• WHAT TO DO: Scan the entries for lines with "coef" and say how many there are, with nothing more.

• MATERIAL SUPPLIED:

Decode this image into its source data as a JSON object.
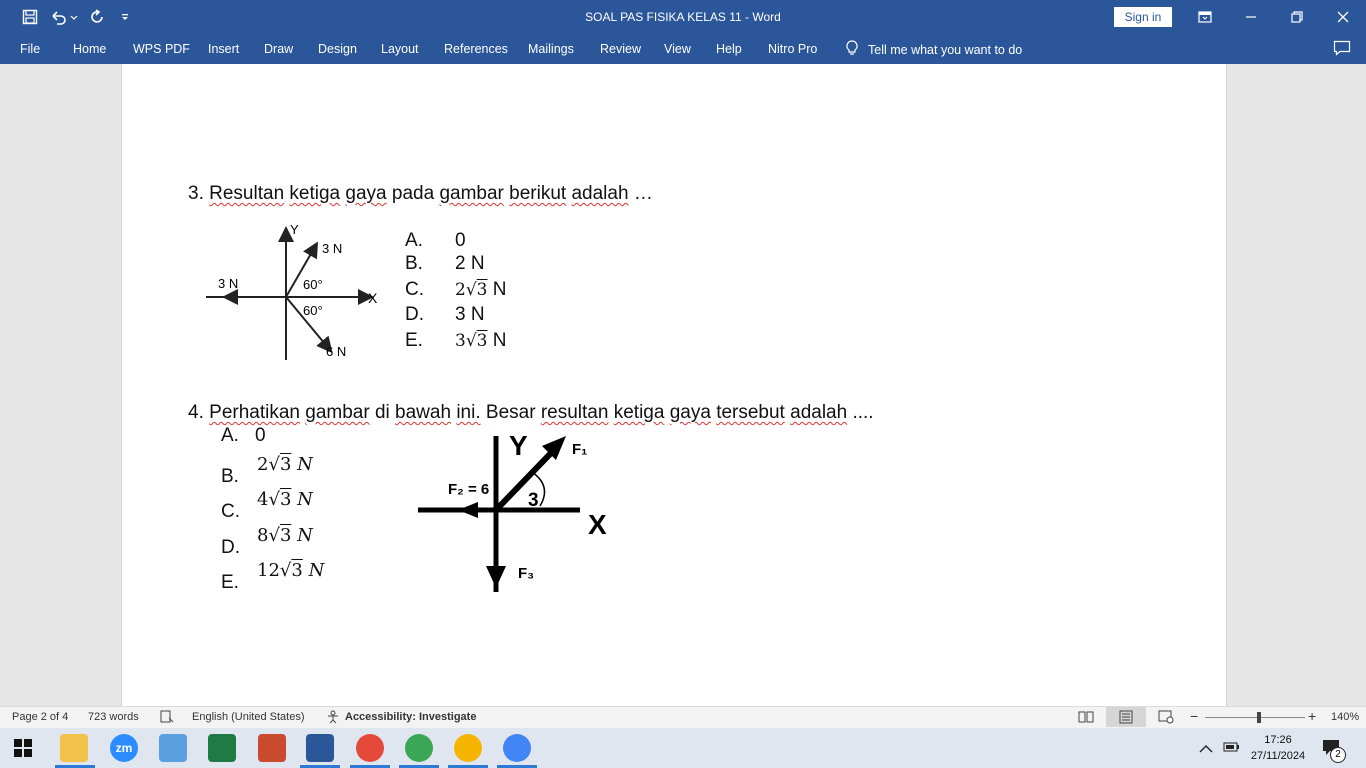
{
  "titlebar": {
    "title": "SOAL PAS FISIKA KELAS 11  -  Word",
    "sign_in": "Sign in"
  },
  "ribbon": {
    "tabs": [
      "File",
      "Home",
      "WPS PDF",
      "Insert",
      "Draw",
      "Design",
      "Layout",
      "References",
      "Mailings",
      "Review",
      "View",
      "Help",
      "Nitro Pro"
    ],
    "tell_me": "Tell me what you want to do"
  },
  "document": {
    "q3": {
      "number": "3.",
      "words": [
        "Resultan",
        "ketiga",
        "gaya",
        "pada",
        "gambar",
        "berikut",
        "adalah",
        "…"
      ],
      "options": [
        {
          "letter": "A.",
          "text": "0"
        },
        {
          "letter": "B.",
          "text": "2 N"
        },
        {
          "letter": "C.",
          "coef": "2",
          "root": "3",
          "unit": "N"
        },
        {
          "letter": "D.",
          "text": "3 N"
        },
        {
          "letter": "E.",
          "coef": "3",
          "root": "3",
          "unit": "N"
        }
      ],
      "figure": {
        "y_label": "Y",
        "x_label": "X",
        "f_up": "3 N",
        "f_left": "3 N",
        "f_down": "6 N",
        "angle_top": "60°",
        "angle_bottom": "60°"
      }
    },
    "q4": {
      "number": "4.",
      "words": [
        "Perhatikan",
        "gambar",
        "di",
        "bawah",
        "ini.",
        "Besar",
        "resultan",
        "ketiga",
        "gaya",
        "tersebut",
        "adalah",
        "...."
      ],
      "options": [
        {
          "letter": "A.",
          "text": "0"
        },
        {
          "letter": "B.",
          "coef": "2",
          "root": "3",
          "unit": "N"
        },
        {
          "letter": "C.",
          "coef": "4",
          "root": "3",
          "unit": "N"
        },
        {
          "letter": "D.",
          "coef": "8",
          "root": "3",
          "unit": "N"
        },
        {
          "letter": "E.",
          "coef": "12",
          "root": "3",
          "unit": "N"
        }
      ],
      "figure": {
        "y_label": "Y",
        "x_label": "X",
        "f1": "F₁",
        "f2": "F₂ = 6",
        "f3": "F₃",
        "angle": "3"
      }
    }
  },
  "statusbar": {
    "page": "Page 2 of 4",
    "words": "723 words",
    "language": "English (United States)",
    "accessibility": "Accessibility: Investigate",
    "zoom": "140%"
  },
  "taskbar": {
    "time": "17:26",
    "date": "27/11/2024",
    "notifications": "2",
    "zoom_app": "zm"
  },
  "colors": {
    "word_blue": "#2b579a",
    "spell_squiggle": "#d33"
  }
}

• TASK RESPONSE: 6